A reliance on primary industries, the impact of globalisation and replacing local manufactures with imports has led to Australia’s labour productivity growth being the lowest in 60 years, according to a new report from independent Commonwealth agency, Industry, Innovation and Science Australia.
And what we need, but aren’t getting, is research that can be commercialised.
“Despite Australia’s relatively high standing in science and research performance, and focused policy effort to support collaboration and commercialisation, industry-research collaboration and commercialisation outcomes remain low,” IISA states in a new report.
There’s a reason for that; “the dominant Australian innovation policy discourse is that universities and research institutions are the source and supply of innovation.”
But this is simply not the case, the report says. “Small and medium enterprises are the engine room of innovation in most economies. Unlike publicly funded institutions, SMEs participate in the commercial environment in which innovation outcomes are incentivised.”
And where people work at different speeds. “Businesses engage in rapid (weekly or monthly), low-cost, iterative testing of relevant assumptions on market scale, product performance and business model viability. By contrast, tertiary institutions engage in activities that are conducted over years and have few cycles, if any, focused on customer validation for value or relevance.”
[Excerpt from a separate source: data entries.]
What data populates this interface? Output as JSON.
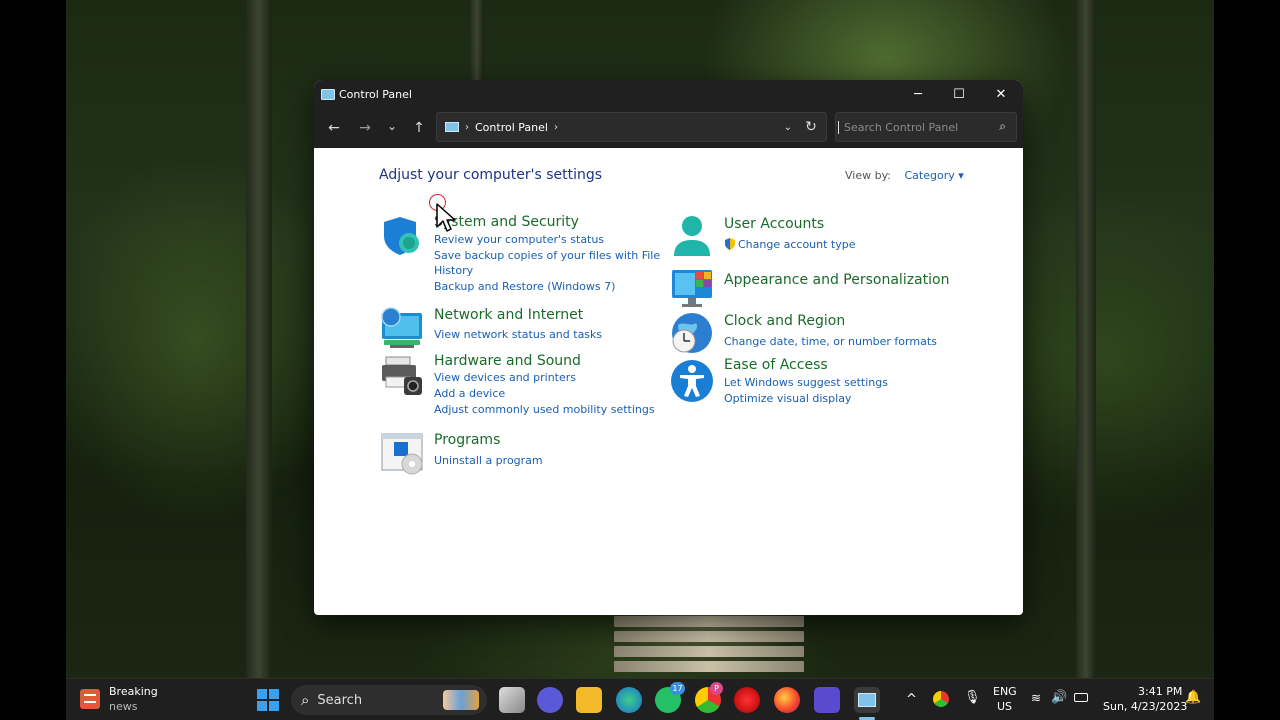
{
  "window": {
    "title": "Control Panel",
    "minimize": "─",
    "maximize": "☐",
    "close": "✕"
  },
  "navbar": {
    "back": "←",
    "forward": "→",
    "recent": "⌄",
    "up": "↑",
    "breadcrumb": "Control Panel",
    "refresh": "↻",
    "search_placeholder": "Search Control Panel"
  },
  "main": {
    "heading": "Adjust your computer's settings",
    "view_by_label": "View by:",
    "view_by_value": "Category ▾"
  },
  "categories": {
    "system_security": {
      "title": "System and Security",
      "links": [
        "Review your computer's status",
        "Save backup copies of your files with File",
        "History",
        "Backup and Restore (Windows 7)"
      ]
    },
    "network": {
      "title": "Network and Internet",
      "links": [
        "View network status and tasks"
      ]
    },
    "hardware": {
      "title": "Hardware and Sound",
      "links": [
        "View devices and printers",
        "Add a device",
        "Adjust commonly used mobility settings"
      ]
    },
    "programs": {
      "title": "Programs",
      "links": [
        "Uninstall a program"
      ]
    },
    "user_accounts": {
      "title": "User Accounts",
      "links": [
        "Change account type"
      ]
    },
    "appearance": {
      "title": "Appearance and Personalization"
    },
    "clock": {
      "title": "Clock and Region",
      "links": [
        "Change date, time, or number formats"
      ]
    },
    "ease": {
      "title": "Ease of Access",
      "links": [
        "Let Windows suggest settings",
        "Optimize visual display"
      ]
    }
  },
  "taskbar": {
    "widget_title": "Breaking",
    "widget_subtitle": "news",
    "search_label": "Search",
    "whatsapp_badge": "17",
    "chrome_badge": "P",
    "language": "ENG",
    "region": "US",
    "time": "3:41 PM",
    "date": "Sun, 4/23/2023",
    "tray_up": "^"
  }
}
Lest anyone miss the point, “initiatives designed to support industry-research collaboration presuppose the requirement to work with universities. Outcomes and commercialisation performance have been unsatisfactory.”
So what is to be done? Among a mass of recommendations, IISA has ideas to support the supply side of innovation by SMEs, including;
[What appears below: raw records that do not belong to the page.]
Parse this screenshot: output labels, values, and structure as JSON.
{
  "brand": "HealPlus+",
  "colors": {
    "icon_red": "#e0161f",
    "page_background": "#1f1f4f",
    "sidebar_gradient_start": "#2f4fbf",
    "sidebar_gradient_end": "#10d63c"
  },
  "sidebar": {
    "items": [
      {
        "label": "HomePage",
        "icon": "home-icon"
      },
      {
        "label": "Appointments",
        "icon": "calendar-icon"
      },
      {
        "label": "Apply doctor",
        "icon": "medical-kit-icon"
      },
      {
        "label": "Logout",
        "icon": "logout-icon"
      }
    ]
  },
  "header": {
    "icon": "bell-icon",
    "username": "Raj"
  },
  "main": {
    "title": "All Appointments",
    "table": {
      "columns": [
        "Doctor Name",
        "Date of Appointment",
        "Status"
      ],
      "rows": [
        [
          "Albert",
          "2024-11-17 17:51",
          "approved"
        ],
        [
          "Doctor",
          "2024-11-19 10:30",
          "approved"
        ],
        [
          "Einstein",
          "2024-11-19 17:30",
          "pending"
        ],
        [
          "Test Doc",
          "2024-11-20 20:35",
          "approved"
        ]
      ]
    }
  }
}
- “De-coupling the requirement for industry to engage publicly funded research organisations to be eligible for government innovation support programs” Universities that do participate will need to, “address relevant questions for industry to advance innovation and commercialisation.”
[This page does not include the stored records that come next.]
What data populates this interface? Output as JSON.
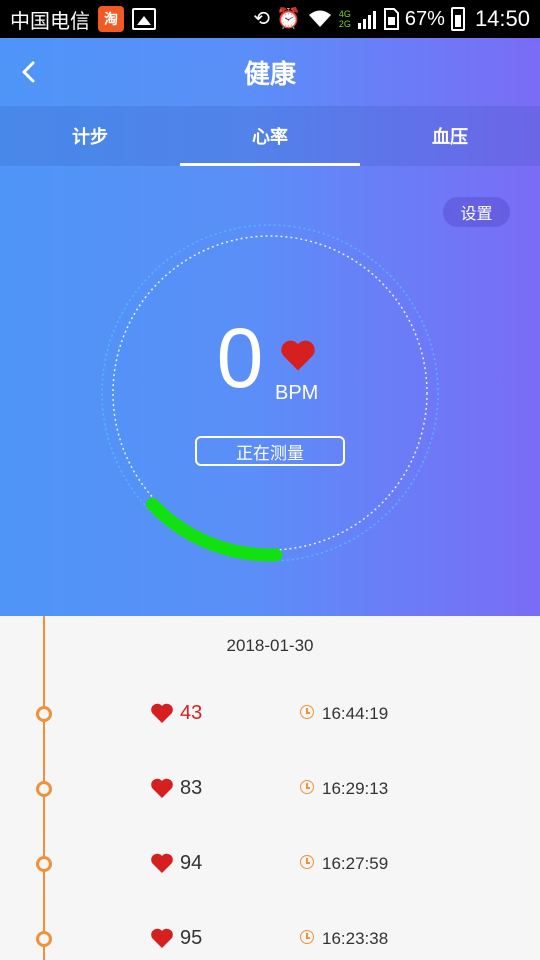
{
  "status_bar": {
    "carrier": "中国电信",
    "app_icon_label": "淘",
    "battery": "67%",
    "time": "14:50",
    "network_top": "4G",
    "network_bottom": "2G",
    "icons": [
      "taobao-icon",
      "gallery-icon",
      "screen-rotate-icon",
      "alarm-icon",
      "wifi-icon",
      "signal-icon",
      "sim-icon",
      "battery-icon"
    ]
  },
  "header": {
    "title": "健康",
    "back_icon": "chevron-left-icon"
  },
  "tabs": [
    {
      "label": "计步",
      "active": false
    },
    {
      "label": "心率",
      "active": true
    },
    {
      "label": "血压",
      "active": false
    }
  ],
  "monitor": {
    "settings_label": "设置",
    "bpm_value": "0",
    "bpm_unit": "BPM",
    "measure_label": "正在测量",
    "heart_icon": "heart-icon"
  },
  "history": {
    "date": "2018-01-30",
    "records": [
      {
        "bpm": "43",
        "time": "16:44:19",
        "alert": true
      },
      {
        "bpm": "83",
        "time": "16:29:13",
        "alert": false
      },
      {
        "bpm": "94",
        "time": "16:27:59",
        "alert": false
      },
      {
        "bpm": "95",
        "time": "16:23:38",
        "alert": false
      }
    ]
  },
  "colors": {
    "gradient_start": "#4f95f7",
    "gradient_end": "#7a6cf6",
    "progress_arc": "#11e011",
    "heart": "#d62020",
    "timeline": "#f0923a"
  }
}
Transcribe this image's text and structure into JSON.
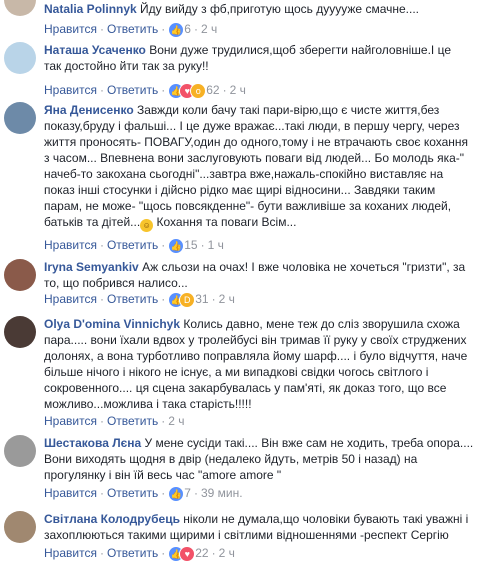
{
  "actions": {
    "like": "Нравится",
    "reply": "Ответить",
    "dot": "·"
  },
  "comments": [
    {
      "author": "Natalia Polinnyk",
      "text": "Йду вийду з фб,приготую щось дууууже смачне....",
      "reaction_count": "6",
      "time": "2 ч",
      "reactions": [
        "like"
      ]
    },
    {
      "author": "Наташа Усаченко",
      "text_lines": [
        "Вони дуже трудилися,щоб зберегти найголовніше.І це",
        "так достойно йти так за руку!!"
      ],
      "reaction_count": "62",
      "time": "2 ч",
      "reactions": [
        "like",
        "love",
        "wow"
      ]
    },
    {
      "author": "Яна Денисенко",
      "text_lines": [
        "Завжди коли бачу такі пари-вірю,що є чисте життя,без",
        "показу,бруду і фальші... І це дуже вражає...такі люди, в першу чергу, через",
        "життя проносять- ПОВАГУ,один до одного,тому і не втрачають своє кохання",
        "з часом... Впевнена вони заслуговують поваги від людей... Бо молодь яка-\"",
        "начеб-то закохана сьогодні\"...завтра вже,нажаль-спокійно виставляє на",
        "показ інші стосунки і дійсно рідко має щирі відносини... Завдяки таким",
        "парам, не може- \"щось повсякденне\"- бути важливіше за коханих людей,",
        "батьків та дітей..."
      ],
      "text_tail": "Кохання та поваги Всім...",
      "reaction_count": "15",
      "time": "1 ч",
      "reactions": [
        "like"
      ]
    },
    {
      "author": "Iryna Semyankiv",
      "text_lines": [
        "Аж сльози на очах! І вже чоловіка не хочеться \"гризти\", за",
        "то, що побрився налисо..."
      ],
      "reaction_count": "31",
      "time": "2 ч",
      "reactions": [
        "like",
        "haha"
      ]
    },
    {
      "author": "Olya D'omina Vinnichyk",
      "text_lines": [
        "Колись давно, мене теж до сліз зворушила схожа",
        "пара..... вони їхали вдвох у тролейбусі він тримав її руку у своїх струджених",
        "долонях, а вона турботливо поправляла йому шарф.... і було відчуття, наче",
        "більше нічого і нікого не існує, а ми випадкові свідки чогось світлого і",
        "сокровенного.... ця сцена закарбувалась у пам'яті, як доказ того, що все",
        "можливо...можлива і така старість!!!!!"
      ],
      "reaction_count": "",
      "time": "2 ч",
      "reactions": []
    },
    {
      "author": "Шестакова Лєна",
      "text_lines": [
        "У мене сусіди такі.... Він вже сам не ходить, треба опора....",
        "Вони виходять щодня в двір (недалеко йдуть, метрів 50 і назад) на",
        "прогулянку і він їй весь час \"amore amore \""
      ],
      "reaction_count": "7",
      "time": "39 мин.",
      "reactions": [
        "like"
      ]
    },
    {
      "author": "Світлана Колодрубець",
      "text_lines": [
        "ніколи не думала,що чоловіки бувають такі уважні і",
        "захоплюються такими щирими і світлими відношеннями -респект Сергію"
      ],
      "reaction_count": "22",
      "time": "2 ч",
      "reactions": [
        "like",
        "love"
      ]
    }
  ]
}
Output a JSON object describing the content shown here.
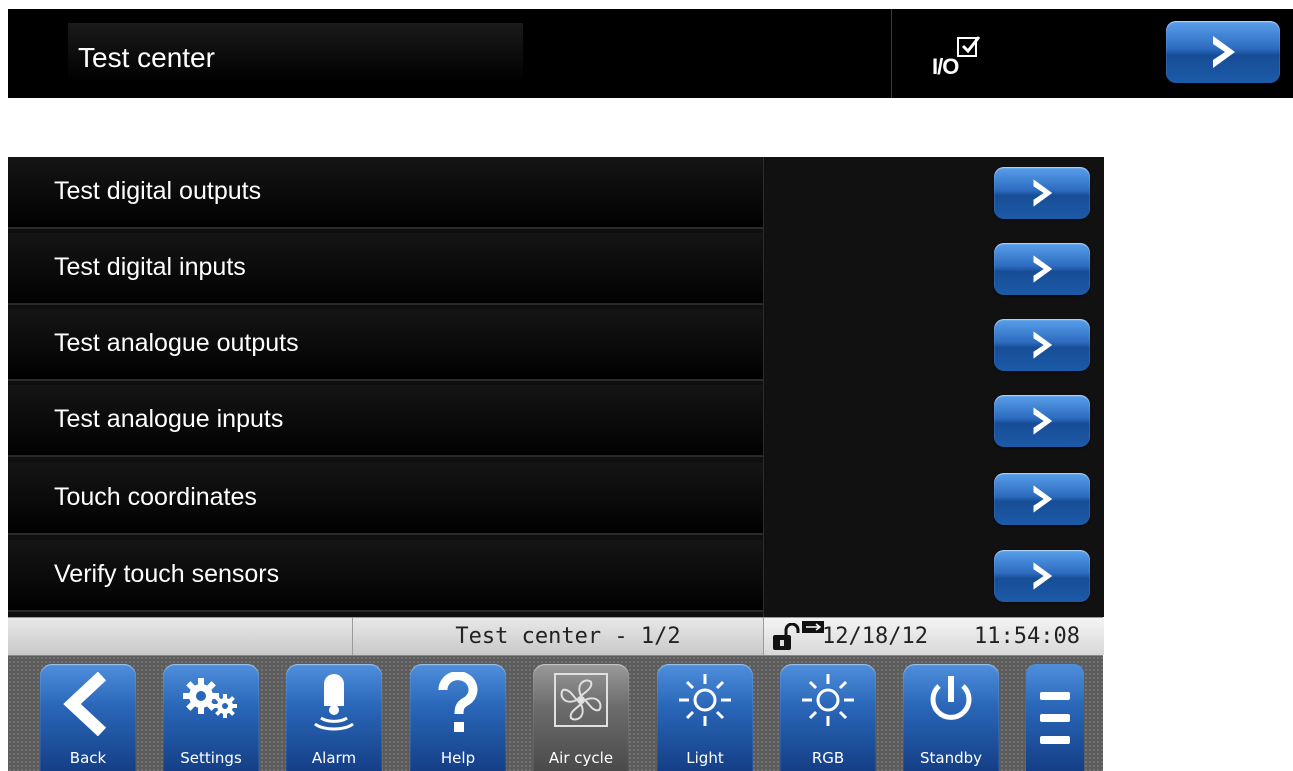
{
  "header": {
    "title": "Test center",
    "io_label": "I/O",
    "io_checked": true
  },
  "list": {
    "items": [
      {
        "label": "Test digital outputs"
      },
      {
        "label": "Test digital inputs"
      },
      {
        "label": "Test analogue outputs"
      },
      {
        "label": "Test analogue inputs"
      },
      {
        "label": "Touch coordinates"
      },
      {
        "label": "Verify touch sensors"
      }
    ]
  },
  "status": {
    "page": "Test center - 1/2",
    "date": "12/18/12",
    "time": "11:54:08"
  },
  "toolbar": {
    "buttons": [
      {
        "label": "Back",
        "icon": "back-arrow-icon"
      },
      {
        "label": "Settings",
        "icon": "gears-icon"
      },
      {
        "label": "Alarm",
        "icon": "bell-icon"
      },
      {
        "label": "Help",
        "icon": "question-icon"
      },
      {
        "label": "Air cycle",
        "icon": "fan-icon"
      },
      {
        "label": "Light",
        "icon": "sun-icon"
      },
      {
        "label": "RGB",
        "icon": "sun-icon"
      },
      {
        "label": "Standby",
        "icon": "power-icon"
      }
    ],
    "menu_icon": "menu-icon"
  },
  "colors": {
    "button_blue": "#2c6bbf",
    "air_cycle_gray": "#6c6c6c",
    "background": "#000000"
  }
}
- Support researchers with entrepreneurial mindsets.
- Independent brokers who can lower “friction costs” between industry and academia.
Fortunately, announces IISA, the time is right for change. The Universities Accord, the National Reconstruction Fund and Industry Growth Program “present an opportunity to reset national commercialisation outcome metrics and methodology through the lens of industrial transformation and growth of sovereign capabilities.”